Both Ward and Mobsby understand the Church to be a living organism. It is the agency through which God in Christ breaks into the world, by the power of the Spirit, incorporating God’s people gathered as one into an eternal, intertwining dance. Moving and constantly changing, and with a strong emphasis on mutuality and love, the church is a reflection of the Trinity.
This emphasis on movement and fluidity reminded me of how Vincent Donovan changed his understanding of church in the face of his experience in rural Kenya. The signifiers of the ‘visible church’ – a hospital, school and mission house – had no relevance among the population of indigenous, nomadic Masai. The only way for Donovan to bring the Christian faith to these people was to leave the bounds, both of the mission station and his concept of the Church, and venture out, seeing where in the desert God was already at work, and attempting to join in.
My reading and reflection, combined with my experiences on the ground, helped me to realise the need to step out from within the confines of the church which had shaped me. My aim was not to create either ‘visible’ or ‘invisible’ church, but to join together on a journey of pilgrimage with a group of people, also wishing to make sense of, and give purpose to, the sense of the ‘divine embrace’ they had already experienced. In Hug Cullompton I found just that: a group of individuals in relationship with God, albeit beyond the bounds of traditional church. As we began to grow into a community, we became more than friends. We were people on a mission; open to the leading of the Spirit and determined to become agents of change, in the name of the God with whom we were in covenantal relationship, even though none of us would ever use that phrase.
I am not saying that the Oxford English Dictionary’s definition of church is wrong, I would, however, suggest that, in the light of my experience, it might be missing a clause. To the first three I would add a fourth definition of church:
- a pilgrimage people, an ecclesial community, located temporally and geographically within God’s redemptive plan for the world.
Suggested Further Reading
Dulles, Avery, 1988, Models of the Church (2nd ed.), (Dublin, Gill and MacMillan)
Karkkainen, V-M, 2002, An Introduction to Ecclesiology, Ecumenical, Historical and Global Perspectives (Nottingham, IVP)

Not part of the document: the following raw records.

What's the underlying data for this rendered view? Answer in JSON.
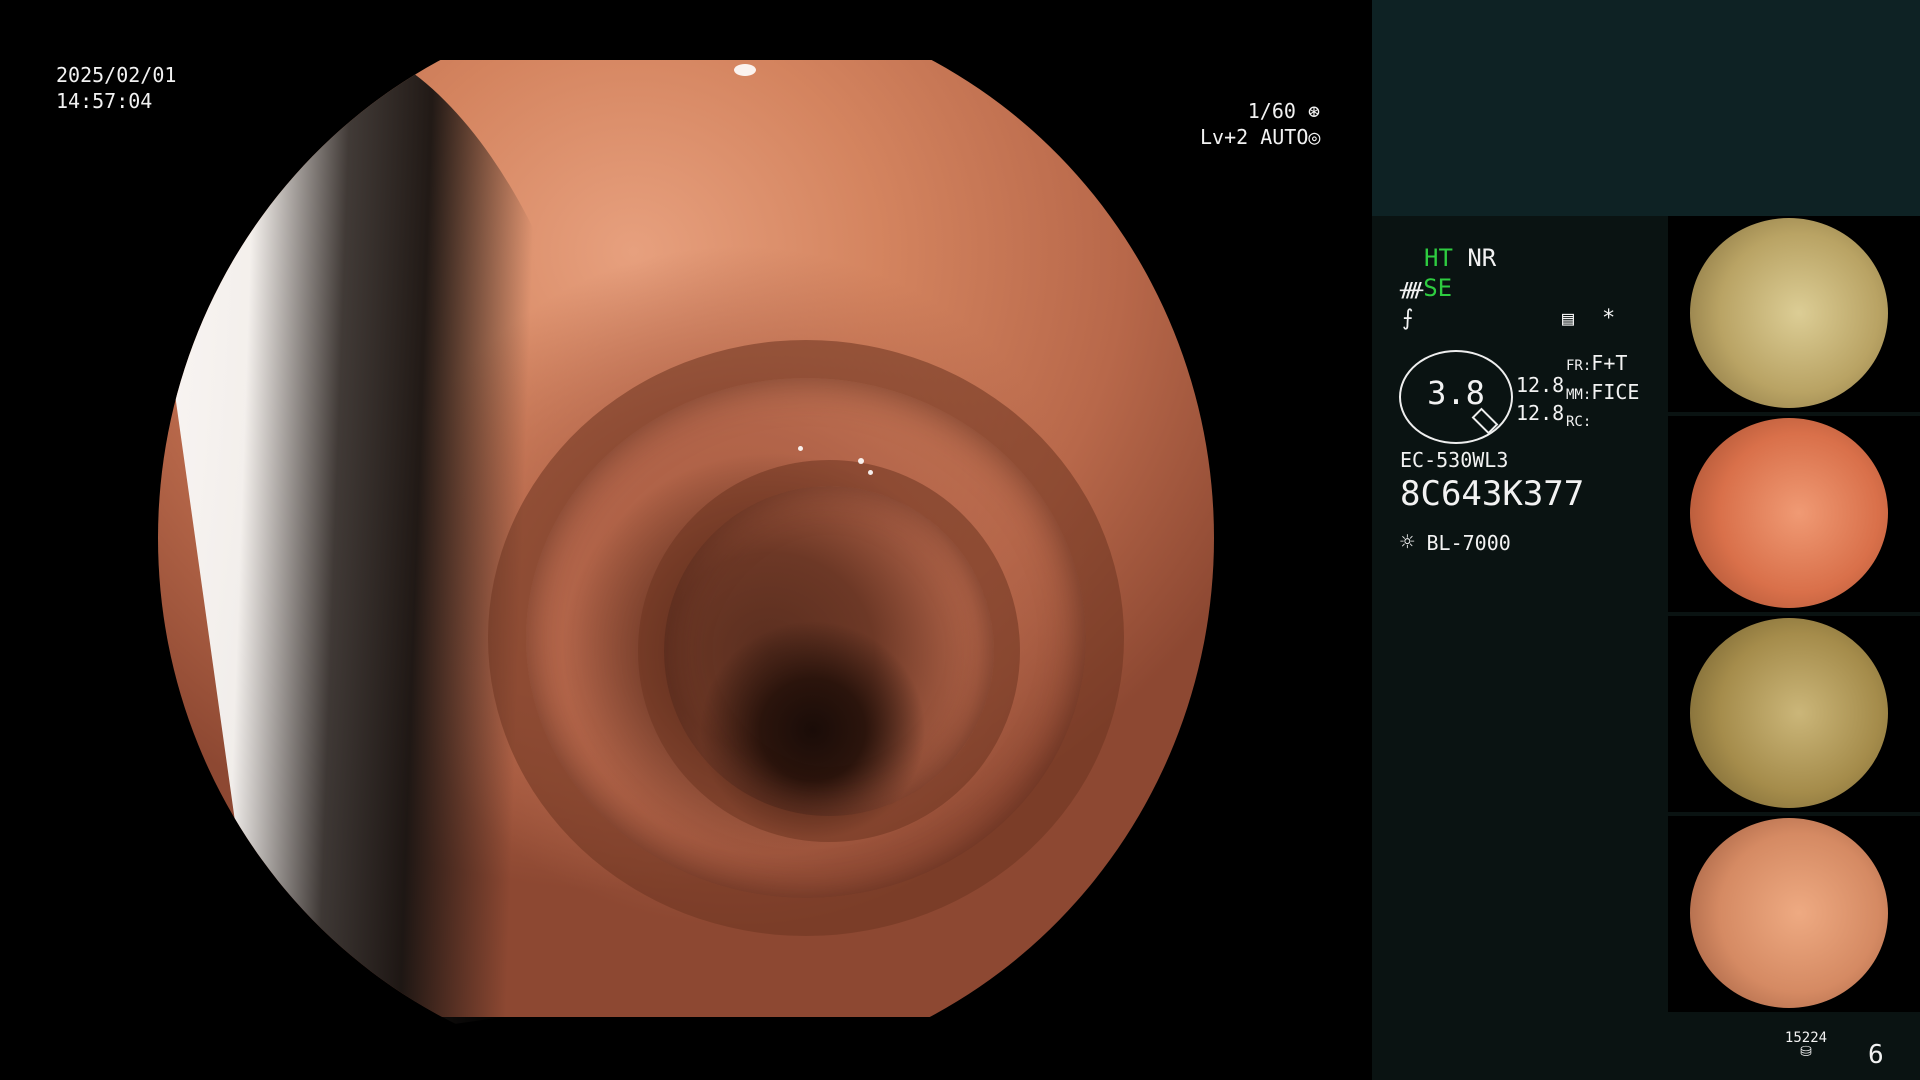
{
  "overlay": {
    "date": "2025/02/01",
    "time": "14:57:04",
    "shutter": "1/60",
    "level": "Lv+2",
    "mode": "AUTO"
  },
  "panel": {
    "ht": "HT",
    "nr": "NR",
    "se": "SE",
    "value_oval": "3.8",
    "val_a": "12.8",
    "val_b": "12.8",
    "fr_label": "FR:",
    "fr_value": "F+T",
    "mm_label": "MM:",
    "mm_value": "FICE",
    "rc_label": "RC:",
    "scope_model": "EC-530WL3",
    "serial": "8C643K377",
    "light_source": "BL-7000",
    "counter": "15224",
    "page": "6"
  },
  "icons": {
    "shutter": "aperture-icon",
    "mode": "iris-icon",
    "scope": "scope-icon",
    "freeze": "freeze-icon",
    "settings": "menu-icon",
    "star": "asterisk-icon",
    "light": "sun-icon",
    "storage": "disk-icon"
  },
  "thumbnails": [
    {
      "tint": "#c6b27a"
    },
    {
      "tint": "#d9704a"
    },
    {
      "tint": "#b39a55"
    },
    {
      "tint": "#d58a63"
    }
  ]
}
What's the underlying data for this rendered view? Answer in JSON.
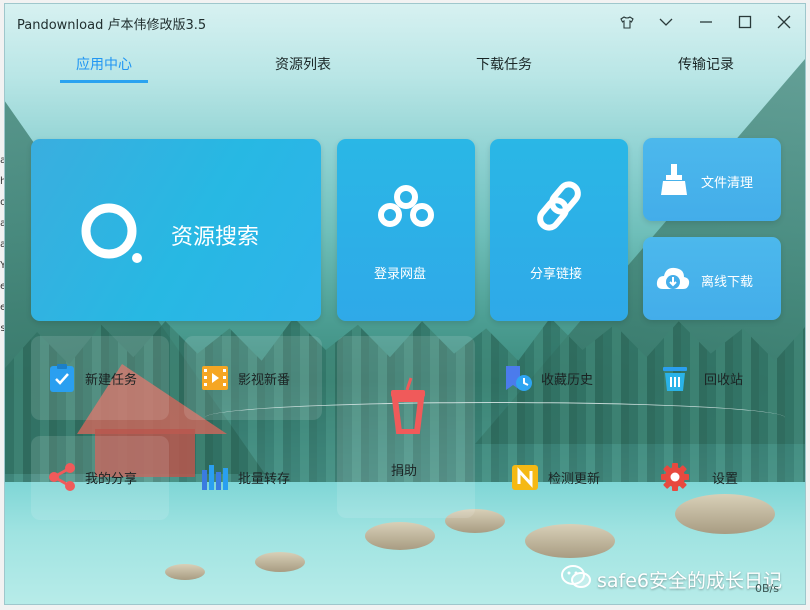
{
  "window": {
    "title": "Pandownload 卢本伟修改版3.5",
    "controls": [
      "skin-icon",
      "chevron-down-icon",
      "minimize-icon",
      "maximize-icon",
      "close-icon"
    ]
  },
  "tabs": [
    {
      "label": "应用中心",
      "active": true
    },
    {
      "label": "资源列表",
      "active": false
    },
    {
      "label": "下载任务",
      "active": false
    },
    {
      "label": "传输记录",
      "active": false
    }
  ],
  "tiles": {
    "search": "资源搜索",
    "login": "登录网盘",
    "share_link": "分享链接",
    "cleanup": "文件清理",
    "offline": "离线下载"
  },
  "row1": {
    "new_task": "新建任务",
    "new_shows": "影视新番",
    "donate": "捐助",
    "history": "收藏历史",
    "recycle": "回收站"
  },
  "row2": {
    "my_share": "我的分享",
    "batch_transfer": "批量转存",
    "check_update": "检测更新",
    "settings": "设置"
  },
  "watermark": "safe6安全的成长日记",
  "speed": "0B/s",
  "behind_window": {
    "letters": [
      "a",
      "h",
      "o",
      "a",
      "a",
      "Y",
      "e",
      "e",
      "s"
    ]
  },
  "colors": {
    "accent": "#2196f3",
    "tile_blue": "#2ab7e6",
    "donate_red": "#f05a5a",
    "settings_red": "#e8493f",
    "update_yellow": "#f5b914"
  }
}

Mobsby, Ian, 2008, The Becoming of G-d: What the Trinitarian Nature of God has to do with Church and a Deep Spirituality for the Twenty-first Century (London, YTC Press)
Volf, Miroslav, 1998, After our Likeness: The Church as the image of the Trinity (Cambridge, Eerdmans)
Pete Ward, 2008, Participation and Mediation: A Practical Theology for the Liquid Church (London, SCM)